* Exercise prompt *
Return the lines below that contain the word "email".

* Task inputs *

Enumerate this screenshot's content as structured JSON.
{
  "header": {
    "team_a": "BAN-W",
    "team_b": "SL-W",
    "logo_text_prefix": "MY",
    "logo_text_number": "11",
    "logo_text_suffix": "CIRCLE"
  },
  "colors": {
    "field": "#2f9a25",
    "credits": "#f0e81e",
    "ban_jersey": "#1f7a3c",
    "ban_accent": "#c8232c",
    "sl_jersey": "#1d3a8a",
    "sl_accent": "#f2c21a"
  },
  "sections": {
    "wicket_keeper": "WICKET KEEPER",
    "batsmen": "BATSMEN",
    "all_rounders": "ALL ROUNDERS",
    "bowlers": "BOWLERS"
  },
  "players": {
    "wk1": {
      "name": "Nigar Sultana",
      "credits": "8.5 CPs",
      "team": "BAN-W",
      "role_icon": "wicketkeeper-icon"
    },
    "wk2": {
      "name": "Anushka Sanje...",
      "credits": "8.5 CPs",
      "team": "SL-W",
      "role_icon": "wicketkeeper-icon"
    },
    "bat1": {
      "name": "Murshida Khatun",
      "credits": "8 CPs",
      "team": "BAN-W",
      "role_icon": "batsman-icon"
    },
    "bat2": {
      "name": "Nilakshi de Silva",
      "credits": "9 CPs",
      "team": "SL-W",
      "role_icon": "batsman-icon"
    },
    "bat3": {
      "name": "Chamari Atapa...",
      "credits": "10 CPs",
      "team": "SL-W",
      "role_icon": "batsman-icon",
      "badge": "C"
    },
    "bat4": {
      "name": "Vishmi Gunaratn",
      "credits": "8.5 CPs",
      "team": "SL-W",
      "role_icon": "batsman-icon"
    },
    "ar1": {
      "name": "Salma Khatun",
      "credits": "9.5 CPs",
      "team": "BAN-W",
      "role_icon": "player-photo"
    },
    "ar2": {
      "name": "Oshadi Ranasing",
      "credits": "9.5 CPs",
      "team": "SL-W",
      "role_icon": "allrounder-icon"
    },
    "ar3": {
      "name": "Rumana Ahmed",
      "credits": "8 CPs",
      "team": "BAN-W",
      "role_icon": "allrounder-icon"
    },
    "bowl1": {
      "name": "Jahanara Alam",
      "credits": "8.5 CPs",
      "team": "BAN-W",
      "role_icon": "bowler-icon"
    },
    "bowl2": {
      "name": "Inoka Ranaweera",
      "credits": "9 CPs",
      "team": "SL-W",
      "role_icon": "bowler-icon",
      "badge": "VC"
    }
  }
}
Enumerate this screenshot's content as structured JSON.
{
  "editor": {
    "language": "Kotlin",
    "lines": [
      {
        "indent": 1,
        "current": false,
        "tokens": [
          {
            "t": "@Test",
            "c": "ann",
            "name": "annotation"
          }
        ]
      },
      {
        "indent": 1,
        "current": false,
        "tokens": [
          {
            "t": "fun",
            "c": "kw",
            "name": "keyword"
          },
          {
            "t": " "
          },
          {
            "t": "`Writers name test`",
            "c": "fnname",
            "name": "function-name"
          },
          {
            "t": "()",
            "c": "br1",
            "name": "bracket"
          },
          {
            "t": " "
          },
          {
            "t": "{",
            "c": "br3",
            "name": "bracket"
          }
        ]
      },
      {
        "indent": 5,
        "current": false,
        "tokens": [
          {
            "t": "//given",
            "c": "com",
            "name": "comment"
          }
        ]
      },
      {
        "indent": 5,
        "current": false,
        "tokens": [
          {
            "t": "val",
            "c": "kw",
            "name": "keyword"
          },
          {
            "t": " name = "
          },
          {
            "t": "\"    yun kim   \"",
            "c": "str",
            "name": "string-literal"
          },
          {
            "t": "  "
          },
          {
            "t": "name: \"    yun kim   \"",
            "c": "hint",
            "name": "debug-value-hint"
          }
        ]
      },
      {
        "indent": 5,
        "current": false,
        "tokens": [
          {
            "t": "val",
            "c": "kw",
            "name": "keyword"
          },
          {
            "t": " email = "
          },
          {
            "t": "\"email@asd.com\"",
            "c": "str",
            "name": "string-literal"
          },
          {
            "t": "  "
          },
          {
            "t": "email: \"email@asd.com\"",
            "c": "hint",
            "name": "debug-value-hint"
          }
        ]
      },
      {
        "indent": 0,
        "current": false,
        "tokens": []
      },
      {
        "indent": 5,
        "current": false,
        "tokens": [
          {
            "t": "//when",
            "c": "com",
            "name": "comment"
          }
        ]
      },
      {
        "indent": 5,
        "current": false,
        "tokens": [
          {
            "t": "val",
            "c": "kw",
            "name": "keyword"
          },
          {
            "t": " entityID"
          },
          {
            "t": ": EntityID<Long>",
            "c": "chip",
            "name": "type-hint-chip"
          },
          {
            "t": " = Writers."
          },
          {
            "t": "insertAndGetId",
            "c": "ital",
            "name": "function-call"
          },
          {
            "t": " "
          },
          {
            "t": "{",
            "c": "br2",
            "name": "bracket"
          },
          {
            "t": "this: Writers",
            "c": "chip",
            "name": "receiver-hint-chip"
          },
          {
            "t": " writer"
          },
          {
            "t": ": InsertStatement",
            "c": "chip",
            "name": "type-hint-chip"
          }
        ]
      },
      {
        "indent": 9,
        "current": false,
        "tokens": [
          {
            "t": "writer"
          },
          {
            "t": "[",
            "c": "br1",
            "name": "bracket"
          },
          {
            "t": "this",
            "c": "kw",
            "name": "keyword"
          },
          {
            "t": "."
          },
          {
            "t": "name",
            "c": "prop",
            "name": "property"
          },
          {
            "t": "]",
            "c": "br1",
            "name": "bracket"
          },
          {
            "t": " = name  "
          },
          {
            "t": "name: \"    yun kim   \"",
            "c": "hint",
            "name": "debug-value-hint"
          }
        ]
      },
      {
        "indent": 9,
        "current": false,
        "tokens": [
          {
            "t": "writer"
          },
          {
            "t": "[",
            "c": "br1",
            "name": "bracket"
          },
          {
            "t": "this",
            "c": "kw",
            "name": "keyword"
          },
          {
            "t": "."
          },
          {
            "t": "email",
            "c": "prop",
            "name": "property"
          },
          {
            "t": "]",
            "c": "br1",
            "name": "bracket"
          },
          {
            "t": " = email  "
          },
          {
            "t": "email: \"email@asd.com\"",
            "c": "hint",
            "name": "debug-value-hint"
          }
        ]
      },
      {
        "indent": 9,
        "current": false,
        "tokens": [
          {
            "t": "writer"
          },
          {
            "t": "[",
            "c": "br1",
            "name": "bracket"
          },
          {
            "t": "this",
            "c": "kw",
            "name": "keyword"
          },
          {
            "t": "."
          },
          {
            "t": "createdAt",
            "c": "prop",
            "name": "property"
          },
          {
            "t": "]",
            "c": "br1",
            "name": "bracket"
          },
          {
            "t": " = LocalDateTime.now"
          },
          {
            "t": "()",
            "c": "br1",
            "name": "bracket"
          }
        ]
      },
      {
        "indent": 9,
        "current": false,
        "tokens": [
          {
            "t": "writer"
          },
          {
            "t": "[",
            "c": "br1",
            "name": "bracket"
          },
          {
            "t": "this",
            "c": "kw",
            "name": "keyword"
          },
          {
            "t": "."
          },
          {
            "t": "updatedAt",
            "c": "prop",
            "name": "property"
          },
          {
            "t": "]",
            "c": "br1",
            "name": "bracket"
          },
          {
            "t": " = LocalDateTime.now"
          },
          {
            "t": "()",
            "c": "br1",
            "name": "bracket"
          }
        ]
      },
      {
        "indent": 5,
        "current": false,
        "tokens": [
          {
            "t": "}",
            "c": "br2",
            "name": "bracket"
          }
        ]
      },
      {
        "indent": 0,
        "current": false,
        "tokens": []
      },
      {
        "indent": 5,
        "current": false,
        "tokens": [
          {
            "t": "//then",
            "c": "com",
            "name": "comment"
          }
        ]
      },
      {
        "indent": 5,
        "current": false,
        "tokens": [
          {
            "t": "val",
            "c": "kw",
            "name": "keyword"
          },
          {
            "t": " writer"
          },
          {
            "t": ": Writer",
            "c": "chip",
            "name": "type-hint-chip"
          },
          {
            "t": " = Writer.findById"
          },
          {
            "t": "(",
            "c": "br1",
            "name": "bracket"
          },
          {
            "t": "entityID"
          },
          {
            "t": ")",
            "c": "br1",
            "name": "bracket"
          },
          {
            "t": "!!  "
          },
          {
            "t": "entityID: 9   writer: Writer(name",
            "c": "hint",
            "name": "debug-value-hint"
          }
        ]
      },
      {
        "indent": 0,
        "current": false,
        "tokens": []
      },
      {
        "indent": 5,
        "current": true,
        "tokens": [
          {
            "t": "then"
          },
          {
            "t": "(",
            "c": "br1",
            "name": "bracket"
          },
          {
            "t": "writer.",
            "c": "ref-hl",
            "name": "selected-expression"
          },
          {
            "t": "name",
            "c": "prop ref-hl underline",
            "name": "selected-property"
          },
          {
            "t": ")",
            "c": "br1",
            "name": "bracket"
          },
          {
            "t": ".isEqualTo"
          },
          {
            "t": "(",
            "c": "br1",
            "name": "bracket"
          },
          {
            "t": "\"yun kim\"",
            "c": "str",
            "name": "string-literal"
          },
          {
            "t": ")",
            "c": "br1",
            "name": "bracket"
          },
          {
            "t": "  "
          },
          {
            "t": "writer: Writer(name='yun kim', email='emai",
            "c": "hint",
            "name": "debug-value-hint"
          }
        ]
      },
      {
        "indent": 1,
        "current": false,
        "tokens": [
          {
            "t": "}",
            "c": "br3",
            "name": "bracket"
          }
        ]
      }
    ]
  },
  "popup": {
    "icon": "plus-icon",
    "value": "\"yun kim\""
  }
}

* Solved exercise *
            "t": " email = "
            "t": "\"email@asd.com\"",
            "t": "email: \"email@asd.com\"",
            "t": "email",
            "t": " = email  "
            "t": "email: \"email@asd.com\"",
            "t": "writer: Writer(name='yun kim', email='emai",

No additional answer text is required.